» Assignment
All records below should be repeated exactly, with the pictures left out.
Start of Source information
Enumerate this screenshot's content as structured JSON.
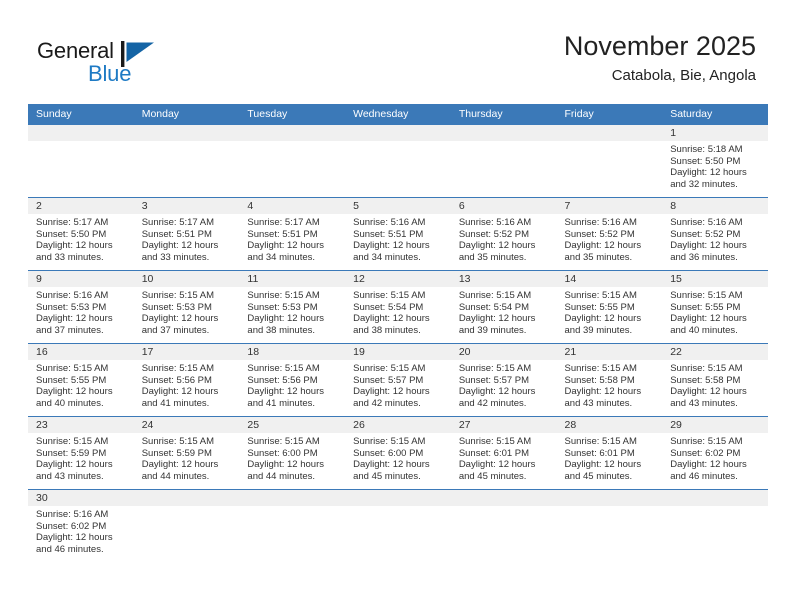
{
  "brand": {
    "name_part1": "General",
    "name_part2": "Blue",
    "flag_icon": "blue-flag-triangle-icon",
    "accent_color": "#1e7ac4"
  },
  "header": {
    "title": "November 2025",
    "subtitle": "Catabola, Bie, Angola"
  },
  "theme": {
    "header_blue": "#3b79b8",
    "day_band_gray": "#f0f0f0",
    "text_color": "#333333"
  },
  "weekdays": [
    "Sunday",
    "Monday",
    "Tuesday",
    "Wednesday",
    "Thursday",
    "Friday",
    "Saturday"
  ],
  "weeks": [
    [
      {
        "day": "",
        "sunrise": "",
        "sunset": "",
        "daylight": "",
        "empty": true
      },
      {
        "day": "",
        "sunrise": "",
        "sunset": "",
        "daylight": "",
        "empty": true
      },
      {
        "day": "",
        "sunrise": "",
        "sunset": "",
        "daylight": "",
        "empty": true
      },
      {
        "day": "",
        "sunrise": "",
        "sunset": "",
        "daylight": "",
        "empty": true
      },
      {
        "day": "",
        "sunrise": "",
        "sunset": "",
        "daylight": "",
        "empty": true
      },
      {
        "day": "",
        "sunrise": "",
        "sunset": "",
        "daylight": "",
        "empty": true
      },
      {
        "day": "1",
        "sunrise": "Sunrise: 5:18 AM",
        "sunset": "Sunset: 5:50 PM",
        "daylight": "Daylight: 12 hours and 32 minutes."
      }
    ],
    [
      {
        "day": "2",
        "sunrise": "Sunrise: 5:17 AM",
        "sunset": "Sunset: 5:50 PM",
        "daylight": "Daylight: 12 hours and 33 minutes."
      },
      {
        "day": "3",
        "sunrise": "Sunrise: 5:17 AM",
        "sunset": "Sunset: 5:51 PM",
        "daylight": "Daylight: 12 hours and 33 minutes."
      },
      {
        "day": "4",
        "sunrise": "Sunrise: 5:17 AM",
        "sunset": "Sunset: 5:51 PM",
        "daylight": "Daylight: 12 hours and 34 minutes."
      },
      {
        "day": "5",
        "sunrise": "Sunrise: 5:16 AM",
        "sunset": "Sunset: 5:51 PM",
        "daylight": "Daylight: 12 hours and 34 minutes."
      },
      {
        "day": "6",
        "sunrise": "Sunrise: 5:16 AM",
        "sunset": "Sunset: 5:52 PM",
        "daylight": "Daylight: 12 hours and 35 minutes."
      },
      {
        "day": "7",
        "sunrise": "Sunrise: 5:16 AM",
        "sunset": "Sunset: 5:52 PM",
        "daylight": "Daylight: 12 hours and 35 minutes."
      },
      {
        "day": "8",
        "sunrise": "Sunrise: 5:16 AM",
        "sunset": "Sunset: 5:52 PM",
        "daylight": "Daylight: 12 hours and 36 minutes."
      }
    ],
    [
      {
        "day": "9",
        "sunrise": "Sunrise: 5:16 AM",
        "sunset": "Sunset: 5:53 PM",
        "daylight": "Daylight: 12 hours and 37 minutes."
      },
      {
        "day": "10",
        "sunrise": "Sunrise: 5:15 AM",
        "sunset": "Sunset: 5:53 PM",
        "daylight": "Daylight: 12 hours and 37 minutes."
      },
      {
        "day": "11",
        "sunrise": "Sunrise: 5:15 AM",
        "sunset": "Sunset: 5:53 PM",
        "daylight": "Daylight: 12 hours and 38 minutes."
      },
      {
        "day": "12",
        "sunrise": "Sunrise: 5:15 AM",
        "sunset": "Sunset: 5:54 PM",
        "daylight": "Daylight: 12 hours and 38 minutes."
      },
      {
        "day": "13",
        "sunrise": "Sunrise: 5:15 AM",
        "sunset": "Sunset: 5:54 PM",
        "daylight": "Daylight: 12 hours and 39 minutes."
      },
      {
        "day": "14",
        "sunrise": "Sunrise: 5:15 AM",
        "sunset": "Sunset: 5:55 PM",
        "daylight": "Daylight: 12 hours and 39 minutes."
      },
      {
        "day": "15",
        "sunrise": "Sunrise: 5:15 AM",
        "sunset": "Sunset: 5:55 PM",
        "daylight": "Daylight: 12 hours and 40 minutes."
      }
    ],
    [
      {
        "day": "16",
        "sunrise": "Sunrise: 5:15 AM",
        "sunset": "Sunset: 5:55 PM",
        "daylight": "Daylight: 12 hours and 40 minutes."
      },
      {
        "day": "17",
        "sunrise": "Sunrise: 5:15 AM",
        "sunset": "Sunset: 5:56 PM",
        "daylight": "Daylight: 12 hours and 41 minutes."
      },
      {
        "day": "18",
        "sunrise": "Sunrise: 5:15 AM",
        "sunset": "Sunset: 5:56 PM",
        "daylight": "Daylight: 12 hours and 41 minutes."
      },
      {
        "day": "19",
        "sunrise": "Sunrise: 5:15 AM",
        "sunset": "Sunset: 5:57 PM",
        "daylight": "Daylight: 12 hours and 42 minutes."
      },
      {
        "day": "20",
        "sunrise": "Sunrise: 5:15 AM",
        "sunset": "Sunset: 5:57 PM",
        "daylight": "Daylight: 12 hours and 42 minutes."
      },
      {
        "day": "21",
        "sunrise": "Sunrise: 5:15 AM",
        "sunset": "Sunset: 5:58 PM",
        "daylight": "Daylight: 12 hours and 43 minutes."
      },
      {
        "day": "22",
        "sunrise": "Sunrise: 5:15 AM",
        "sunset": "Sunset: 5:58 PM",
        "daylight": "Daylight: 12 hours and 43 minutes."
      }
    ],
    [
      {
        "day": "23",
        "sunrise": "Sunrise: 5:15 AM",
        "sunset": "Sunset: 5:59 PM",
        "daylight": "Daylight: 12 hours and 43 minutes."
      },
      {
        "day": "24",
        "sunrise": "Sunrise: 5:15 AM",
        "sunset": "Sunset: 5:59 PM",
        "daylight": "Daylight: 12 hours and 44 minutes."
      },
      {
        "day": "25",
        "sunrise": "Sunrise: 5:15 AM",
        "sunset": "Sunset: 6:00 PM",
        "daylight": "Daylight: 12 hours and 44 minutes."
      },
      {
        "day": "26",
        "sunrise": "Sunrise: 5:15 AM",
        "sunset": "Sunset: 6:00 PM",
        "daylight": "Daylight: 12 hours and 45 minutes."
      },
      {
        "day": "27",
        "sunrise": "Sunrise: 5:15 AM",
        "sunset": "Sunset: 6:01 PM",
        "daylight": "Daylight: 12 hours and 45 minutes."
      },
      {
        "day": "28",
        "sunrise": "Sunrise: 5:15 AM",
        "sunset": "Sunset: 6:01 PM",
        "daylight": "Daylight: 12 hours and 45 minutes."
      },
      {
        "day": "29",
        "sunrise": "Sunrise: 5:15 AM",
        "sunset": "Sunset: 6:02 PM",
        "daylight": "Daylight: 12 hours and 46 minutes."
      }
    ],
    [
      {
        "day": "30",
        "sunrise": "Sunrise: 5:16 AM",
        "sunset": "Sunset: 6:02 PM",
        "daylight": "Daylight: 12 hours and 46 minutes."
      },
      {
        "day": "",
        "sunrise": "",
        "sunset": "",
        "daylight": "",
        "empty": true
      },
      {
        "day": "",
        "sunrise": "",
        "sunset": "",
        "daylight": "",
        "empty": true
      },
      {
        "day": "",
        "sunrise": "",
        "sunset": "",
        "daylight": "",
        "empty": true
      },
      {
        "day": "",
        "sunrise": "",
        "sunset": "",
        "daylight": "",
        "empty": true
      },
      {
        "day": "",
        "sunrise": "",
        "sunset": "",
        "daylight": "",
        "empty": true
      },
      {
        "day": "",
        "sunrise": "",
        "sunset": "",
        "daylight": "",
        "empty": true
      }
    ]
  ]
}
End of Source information
» Answer space
Enumerate this screenshot's content as structured JSON.
{
  "brand": {
    "name_part1": "General",
    "name_part2": "Blue",
    "flag_icon": "blue-flag-triangle-icon",
    "accent_color": "#1e7ac4"
  },
  "header": {
    "title": "November 2025",
    "subtitle": "Catabola, Bie, Angola"
  },
  "theme": {
    "header_blue": "#3b79b8",
    "day_band_gray": "#f0f0f0",
    "text_color": "#333333"
  },
  "weekdays": [
    "Sunday",
    "Monday",
    "Tuesday",
    "Wednesday",
    "Thursday",
    "Friday",
    "Saturday"
  ],
  "weeks": [
    [
      {
        "day": "",
        "sunrise": "",
        "sunset": "",
        "daylight": "",
        "empty": true
      },
      {
        "day": "",
        "sunrise": "",
        "sunset": "",
        "daylight": "",
        "empty": true
      },
      {
        "day": "",
        "sunrise": "",
        "sunset": "",
        "daylight": "",
        "empty": true
      },
      {
        "day": "",
        "sunrise": "",
        "sunset": "",
        "daylight": "",
        "empty": true
      },
      {
        "day": "",
        "sunrise": "",
        "sunset": "",
        "daylight": "",
        "empty": true
      },
      {
        "day": "",
        "sunrise": "",
        "sunset": "",
        "daylight": "",
        "empty": true
      },
      {
        "day": "1",
        "sunrise": "Sunrise: 5:18 AM",
        "sunset": "Sunset: 5:50 PM",
        "daylight": "Daylight: 12 hours and 32 minutes."
      }
    ],
    [
      {
        "day": "2",
        "sunrise": "Sunrise: 5:17 AM",
        "sunset": "Sunset: 5:50 PM",
        "daylight": "Daylight: 12 hours and 33 minutes."
      },
      {
        "day": "3",
        "sunrise": "Sunrise: 5:17 AM",
        "sunset": "Sunset: 5:51 PM",
        "daylight": "Daylight: 12 hours and 33 minutes."
      },
      {
        "day": "4",
        "sunrise": "Sunrise: 5:17 AM",
        "sunset": "Sunset: 5:51 PM",
        "daylight": "Daylight: 12 hours and 34 minutes."
      },
      {
        "day": "5",
        "sunrise": "Sunrise: 5:16 AM",
        "sunset": "Sunset: 5:51 PM",
        "daylight": "Daylight: 12 hours and 34 minutes."
      },
      {
        "day": "6",
        "sunrise": "Sunrise: 5:16 AM",
        "sunset": "Sunset: 5:52 PM",
        "daylight": "Daylight: 12 hours and 35 minutes."
      },
      {
        "day": "7",
        "sunrise": "Sunrise: 5:16 AM",
        "sunset": "Sunset: 5:52 PM",
        "daylight": "Daylight: 12 hours and 35 minutes."
      },
      {
        "day": "8",
        "sunrise": "Sunrise: 5:16 AM",
        "sunset": "Sunset: 5:52 PM",
        "daylight": "Daylight: 12 hours and 36 minutes."
      }
    ],
    [
      {
        "day": "9",
        "sunrise": "Sunrise: 5:16 AM",
        "sunset": "Sunset: 5:53 PM",
        "daylight": "Daylight: 12 hours and 37 minutes."
      },
      {
        "day": "10",
        "sunrise": "Sunrise: 5:15 AM",
        "sunset": "Sunset: 5:53 PM",
        "daylight": "Daylight: 12 hours and 37 minutes."
      },
      {
        "day": "11",
        "sunrise": "Sunrise: 5:15 AM",
        "sunset": "Sunset: 5:53 PM",
        "daylight": "Daylight: 12 hours and 38 minutes."
      },
      {
        "day": "12",
        "sunrise": "Sunrise: 5:15 AM",
        "sunset": "Sunset: 5:54 PM",
        "daylight": "Daylight: 12 hours and 38 minutes."
      },
      {
        "day": "13",
        "sunrise": "Sunrise: 5:15 AM",
        "sunset": "Sunset: 5:54 PM",
        "daylight": "Daylight: 12 hours and 39 minutes."
      },
      {
        "day": "14",
        "sunrise": "Sunrise: 5:15 AM",
        "sunset": "Sunset: 5:55 PM",
        "daylight": "Daylight: 12 hours and 39 minutes."
      },
      {
        "day": "15",
        "sunrise": "Sunrise: 5:15 AM",
        "sunset": "Sunset: 5:55 PM",
        "daylight": "Daylight: 12 hours and 40 minutes."
      }
    ],
    [
      {
        "day": "16",
        "sunrise": "Sunrise: 5:15 AM",
        "sunset": "Sunset: 5:55 PM",
        "daylight": "Daylight: 12 hours and 40 minutes."
      },
      {
        "day": "17",
        "sunrise": "Sunrise: 5:15 AM",
        "sunset": "Sunset: 5:56 PM",
        "daylight": "Daylight: 12 hours and 41 minutes."
      },
      {
        "day": "18",
        "sunrise": "Sunrise: 5:15 AM",
        "sunset": "Sunset: 5:56 PM",
        "daylight": "Daylight: 12 hours and 41 minutes."
      },
      {
        "day": "19",
        "sunrise": "Sunrise: 5:15 AM",
        "sunset": "Sunset: 5:57 PM",
        "daylight": "Daylight: 12 hours and 42 minutes."
      },
      {
        "day": "20",
        "sunrise": "Sunrise: 5:15 AM",
        "sunset": "Sunset: 5:57 PM",
        "daylight": "Daylight: 12 hours and 42 minutes."
      },
      {
        "day": "21",
        "sunrise": "Sunrise: 5:15 AM",
        "sunset": "Sunset: 5:58 PM",
        "daylight": "Daylight: 12 hours and 43 minutes."
      },
      {
        "day": "22",
        "sunrise": "Sunrise: 5:15 AM",
        "sunset": "Sunset: 5:58 PM",
        "daylight": "Daylight: 12 hours and 43 minutes."
      }
    ],
    [
      {
        "day": "23",
        "sunrise": "Sunrise: 5:15 AM",
        "sunset": "Sunset: 5:59 PM",
        "daylight": "Daylight: 12 hours and 43 minutes."
      },
      {
        "day": "24",
        "sunrise": "Sunrise: 5:15 AM",
        "sunset": "Sunset: 5:59 PM",
        "daylight": "Daylight: 12 hours and 44 minutes."
      },
      {
        "day": "25",
        "sunrise": "Sunrise: 5:15 AM",
        "sunset": "Sunset: 6:00 PM",
        "daylight": "Daylight: 12 hours and 44 minutes."
      },
      {
        "day": "26",
        "sunrise": "Sunrise: 5:15 AM",
        "sunset": "Sunset: 6:00 PM",
        "daylight": "Daylight: 12 hours and 45 minutes."
      },
      {
        "day": "27",
        "sunrise": "Sunrise: 5:15 AM",
        "sunset": "Sunset: 6:01 PM",
        "daylight": "Daylight: 12 hours and 45 minutes."
      },
      {
        "day": "28",
        "sunrise": "Sunrise: 5:15 AM",
        "sunset": "Sunset: 6:01 PM",
        "daylight": "Daylight: 12 hours and 45 minutes."
      },
      {
        "day": "29",
        "sunrise": "Sunrise: 5:15 AM",
        "sunset": "Sunset: 6:02 PM",
        "daylight": "Daylight: 12 hours and 46 minutes."
      }
    ],
    [
      {
        "day": "30",
        "sunrise": "Sunrise: 5:16 AM",
        "sunset": "Sunset: 6:02 PM",
        "daylight": "Daylight: 12 hours and 46 minutes."
      },
      {
        "day": "",
        "sunrise": "",
        "sunset": "",
        "daylight": "",
        "empty": true
      },
      {
        "day": "",
        "sunrise": "",
        "sunset": "",
        "daylight": "",
        "empty": true
      },
      {
        "day": "",
        "sunrise": "",
        "sunset": "",
        "daylight": "",
        "empty": true
      },
      {
        "day": "",
        "sunrise": "",
        "sunset": "",
        "daylight": "",
        "empty": true
      },
      {
        "day": "",
        "sunrise": "",
        "sunset": "",
        "daylight": "",
        "empty": true
      },
      {
        "day": "",
        "sunrise": "",
        "sunset": "",
        "daylight": "",
        "empty": true
      }
    ]
  ]
}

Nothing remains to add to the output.